Start of EXERCISE INPUTS
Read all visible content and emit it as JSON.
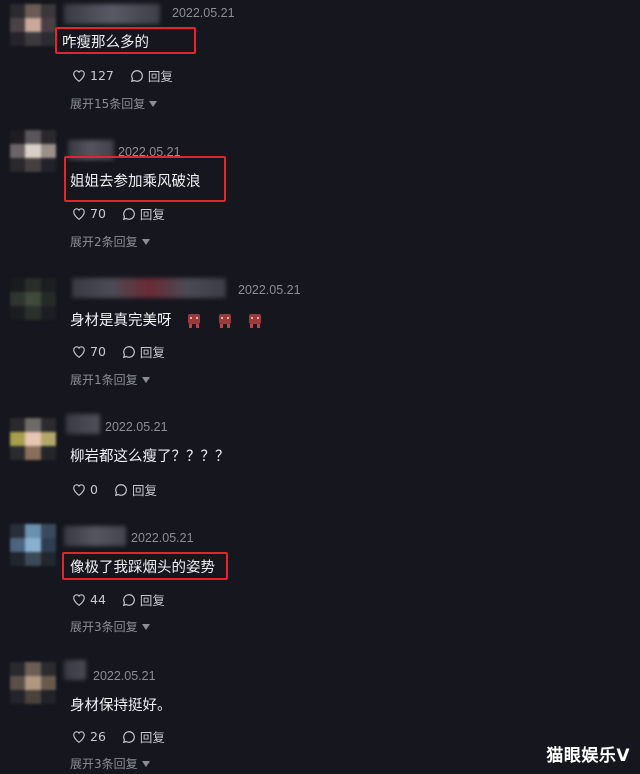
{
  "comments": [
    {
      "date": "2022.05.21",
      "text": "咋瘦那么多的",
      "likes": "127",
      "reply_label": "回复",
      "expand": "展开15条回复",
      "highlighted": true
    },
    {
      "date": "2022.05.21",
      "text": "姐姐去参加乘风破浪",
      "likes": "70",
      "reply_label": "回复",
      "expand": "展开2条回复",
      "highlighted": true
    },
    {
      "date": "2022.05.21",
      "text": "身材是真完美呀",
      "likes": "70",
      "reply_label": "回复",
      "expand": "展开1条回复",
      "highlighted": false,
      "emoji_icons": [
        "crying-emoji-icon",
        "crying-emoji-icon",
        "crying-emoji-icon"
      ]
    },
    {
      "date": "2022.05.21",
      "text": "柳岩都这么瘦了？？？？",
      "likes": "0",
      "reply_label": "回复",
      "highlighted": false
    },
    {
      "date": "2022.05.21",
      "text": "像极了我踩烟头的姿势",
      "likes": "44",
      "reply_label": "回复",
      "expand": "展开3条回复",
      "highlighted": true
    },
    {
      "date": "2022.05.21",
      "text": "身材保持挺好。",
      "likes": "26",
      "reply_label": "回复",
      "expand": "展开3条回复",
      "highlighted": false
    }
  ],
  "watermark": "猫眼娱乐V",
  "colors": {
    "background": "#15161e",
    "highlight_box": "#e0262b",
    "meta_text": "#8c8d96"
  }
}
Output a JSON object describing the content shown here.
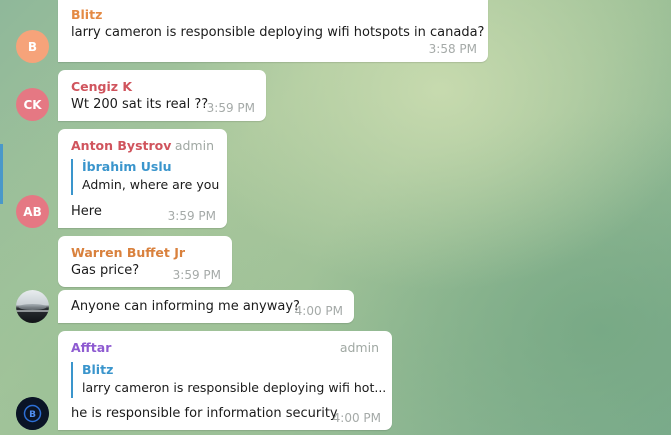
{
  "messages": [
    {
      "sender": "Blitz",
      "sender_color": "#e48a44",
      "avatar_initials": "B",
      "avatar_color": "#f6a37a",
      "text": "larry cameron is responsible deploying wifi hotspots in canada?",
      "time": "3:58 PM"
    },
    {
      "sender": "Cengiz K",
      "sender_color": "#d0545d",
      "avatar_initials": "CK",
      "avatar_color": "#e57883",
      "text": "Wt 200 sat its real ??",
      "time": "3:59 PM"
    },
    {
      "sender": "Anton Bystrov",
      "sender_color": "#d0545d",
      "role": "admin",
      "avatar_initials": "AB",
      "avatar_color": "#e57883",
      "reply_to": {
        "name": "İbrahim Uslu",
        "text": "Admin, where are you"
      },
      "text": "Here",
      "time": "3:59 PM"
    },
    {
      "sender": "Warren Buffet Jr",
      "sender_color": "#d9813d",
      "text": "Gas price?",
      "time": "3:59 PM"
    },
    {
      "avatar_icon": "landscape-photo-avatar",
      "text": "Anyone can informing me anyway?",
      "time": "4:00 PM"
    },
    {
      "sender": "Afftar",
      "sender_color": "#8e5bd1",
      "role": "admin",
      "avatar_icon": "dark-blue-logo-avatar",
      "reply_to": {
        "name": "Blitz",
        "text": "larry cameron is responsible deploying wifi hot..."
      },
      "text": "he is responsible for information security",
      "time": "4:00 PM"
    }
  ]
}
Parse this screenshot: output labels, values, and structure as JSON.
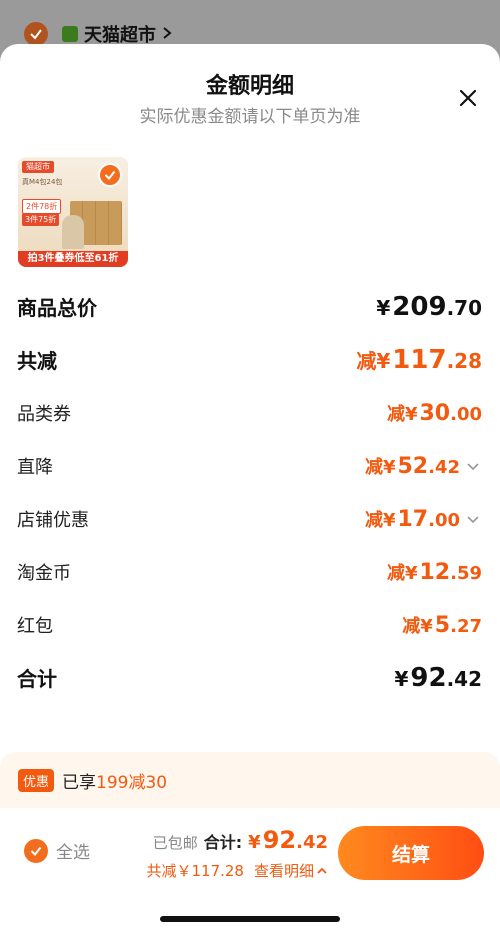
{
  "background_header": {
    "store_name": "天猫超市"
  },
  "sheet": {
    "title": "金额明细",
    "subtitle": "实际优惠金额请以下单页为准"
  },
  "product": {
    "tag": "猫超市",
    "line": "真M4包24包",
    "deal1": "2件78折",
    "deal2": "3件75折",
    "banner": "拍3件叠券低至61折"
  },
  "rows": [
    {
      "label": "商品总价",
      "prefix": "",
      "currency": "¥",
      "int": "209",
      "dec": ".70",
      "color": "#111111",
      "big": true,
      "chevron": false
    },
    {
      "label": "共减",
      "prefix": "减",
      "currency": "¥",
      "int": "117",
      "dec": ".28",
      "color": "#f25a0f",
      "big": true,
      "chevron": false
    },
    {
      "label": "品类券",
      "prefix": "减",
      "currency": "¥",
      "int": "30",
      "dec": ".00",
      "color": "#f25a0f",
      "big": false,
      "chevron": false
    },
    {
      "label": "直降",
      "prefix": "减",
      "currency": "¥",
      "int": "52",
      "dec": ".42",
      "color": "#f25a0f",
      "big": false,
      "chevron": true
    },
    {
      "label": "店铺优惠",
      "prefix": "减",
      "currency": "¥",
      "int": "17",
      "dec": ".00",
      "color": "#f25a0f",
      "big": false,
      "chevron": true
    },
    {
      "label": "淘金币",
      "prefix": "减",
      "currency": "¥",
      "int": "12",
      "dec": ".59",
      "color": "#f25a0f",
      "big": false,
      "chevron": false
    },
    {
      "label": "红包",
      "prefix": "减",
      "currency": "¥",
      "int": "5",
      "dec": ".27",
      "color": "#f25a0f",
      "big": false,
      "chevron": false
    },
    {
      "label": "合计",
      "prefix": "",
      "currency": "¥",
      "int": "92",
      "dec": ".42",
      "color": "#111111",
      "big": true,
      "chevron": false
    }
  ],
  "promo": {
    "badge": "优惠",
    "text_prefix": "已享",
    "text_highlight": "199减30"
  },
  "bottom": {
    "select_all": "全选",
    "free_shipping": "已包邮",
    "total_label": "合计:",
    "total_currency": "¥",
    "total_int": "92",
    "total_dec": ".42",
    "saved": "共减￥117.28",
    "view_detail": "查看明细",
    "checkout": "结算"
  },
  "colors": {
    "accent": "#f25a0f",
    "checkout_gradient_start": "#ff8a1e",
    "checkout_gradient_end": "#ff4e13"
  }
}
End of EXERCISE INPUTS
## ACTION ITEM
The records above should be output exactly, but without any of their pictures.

## ANSWER SECTION
Read all visible content and emit it as JSON.
{
  "comments": [
    {
      "date": "2022.05.21",
      "text": "咋瘦那么多的",
      "likes": "127",
      "reply_label": "回复",
      "expand": "展开15条回复",
      "highlighted": true
    },
    {
      "date": "2022.05.21",
      "text": "姐姐去参加乘风破浪",
      "likes": "70",
      "reply_label": "回复",
      "expand": "展开2条回复",
      "highlighted": true
    },
    {
      "date": "2022.05.21",
      "text": "身材是真完美呀",
      "likes": "70",
      "reply_label": "回复",
      "expand": "展开1条回复",
      "highlighted": false,
      "emoji_icons": [
        "crying-emoji-icon",
        "crying-emoji-icon",
        "crying-emoji-icon"
      ]
    },
    {
      "date": "2022.05.21",
      "text": "柳岩都这么瘦了？？？？",
      "likes": "0",
      "reply_label": "回复",
      "highlighted": false
    },
    {
      "date": "2022.05.21",
      "text": "像极了我踩烟头的姿势",
      "likes": "44",
      "reply_label": "回复",
      "expand": "展开3条回复",
      "highlighted": true
    },
    {
      "date": "2022.05.21",
      "text": "身材保持挺好。",
      "likes": "26",
      "reply_label": "回复",
      "expand": "展开3条回复",
      "highlighted": false
    }
  ],
  "watermark": "猫眼娱乐V",
  "colors": {
    "background": "#15161e",
    "highlight_box": "#e0262b",
    "meta_text": "#8c8d96"
  }
}
Output a JSON object describing the content shown here.
{
  "messages": [
    {
      "sender": "Blitz",
      "sender_color": "#e48a44",
      "avatar_initials": "B",
      "avatar_color": "#f6a37a",
      "text": "larry cameron is responsible deploying wifi hotspots in canada?",
      "time": "3:58 PM"
    },
    {
      "sender": "Cengiz K",
      "sender_color": "#d0545d",
      "avatar_initials": "CK",
      "avatar_color": "#e57883",
      "text": "Wt 200 sat its real ??",
      "time": "3:59 PM"
    },
    {
      "sender": "Anton Bystrov",
      "sender_color": "#d0545d",
      "role": "admin",
      "avatar_initials": "AB",
      "avatar_color": "#e57883",
      "reply_to": {
        "name": "İbrahim Uslu",
        "text": "Admin, where are you"
      },
      "text": "Here",
      "time": "3:59 PM"
    },
    {
      "sender": "Warren Buffet Jr",
      "sender_color": "#d9813d",
      "text": "Gas price?",
      "time": "3:59 PM"
    },
    {
      "avatar_icon": "landscape-photo-avatar",
      "text": "Anyone can informing me anyway?",
      "time": "4:00 PM"
    },
    {
      "sender": "Afftar",
      "sender_color": "#8e5bd1",
      "role": "admin",
      "avatar_icon": "dark-blue-logo-avatar",
      "reply_to": {
        "name": "Blitz",
        "text": "larry cameron is responsible deploying wifi hot..."
      },
      "text": "he is responsible for information security",
      "time": "4:00 PM"
    }
  ]
}
Parse this screenshot: output labels, values, and structure as JSON.
{
  "background_header": {
    "store_name": "天猫超市"
  },
  "sheet": {
    "title": "金额明细",
    "subtitle": "实际优惠金额请以下单页为准"
  },
  "product": {
    "tag": "猫超市",
    "line": "真M4包24包",
    "deal1": "2件78折",
    "deal2": "3件75折",
    "banner": "拍3件叠券低至61折"
  },
  "rows": [
    {
      "label": "商品总价",
      "prefix": "",
      "currency": "¥",
      "int": "209",
      "dec": ".70",
      "color": "#111111",
      "big": true,
      "chevron": false
    },
    {
      "label": "共减",
      "prefix": "减",
      "currency": "¥",
      "int": "117",
      "dec": ".28",
      "color": "#f25a0f",
      "big": true,
      "chevron": false
    },
    {
      "label": "品类券",
      "prefix": "减",
      "currency": "¥",
      "int": "30",
      "dec": ".00",
      "color": "#f25a0f",
      "big": false,
      "chevron": false
    },
    {
      "label": "直降",
      "prefix": "减",
      "currency": "¥",
      "int": "52",
      "dec": ".42",
      "color": "#f25a0f",
      "big": false,
      "chevron": true
    },
    {
      "label": "店铺优惠",
      "prefix": "减",
      "currency": "¥",
      "int": "17",
      "dec": ".00",
      "color": "#f25a0f",
      "big": false,
      "chevron": true
    },
    {
      "label": "淘金币",
      "prefix": "减",
      "currency": "¥",
      "int": "12",
      "dec": ".59",
      "color": "#f25a0f",
      "big": false,
      "chevron": false
    },
    {
      "label": "红包",
      "prefix": "减",
      "currency": "¥",
      "int": "5",
      "dec": ".27",
      "color": "#f25a0f",
      "big": false,
      "chevron": false
    },
    {
      "label": "合计",
      "prefix": "",
      "currency": "¥",
      "int": "92",
      "dec": ".42",
      "color": "#111111",
      "big": true,
      "chevron": false
    }
  ],
  "promo": {
    "badge": "优惠",
    "text_prefix": "已享",
    "text_highlight": "199减30"
  },
  "bottom": {
    "select_all": "全选",
    "free_shipping": "已包邮",
    "total_label": "合计:",
    "total_currency": "¥",
    "total_int": "92",
    "total_dec": ".42",
    "saved": "共减￥117.28",
    "view_detail": "查看明细",
    "checkout": "结算"
  },
  "colors": {
    "accent": "#f25a0f",
    "checkout_gradient_start": "#ff8a1e",
    "checkout_gradient_end": "#ff4e13"
  }
}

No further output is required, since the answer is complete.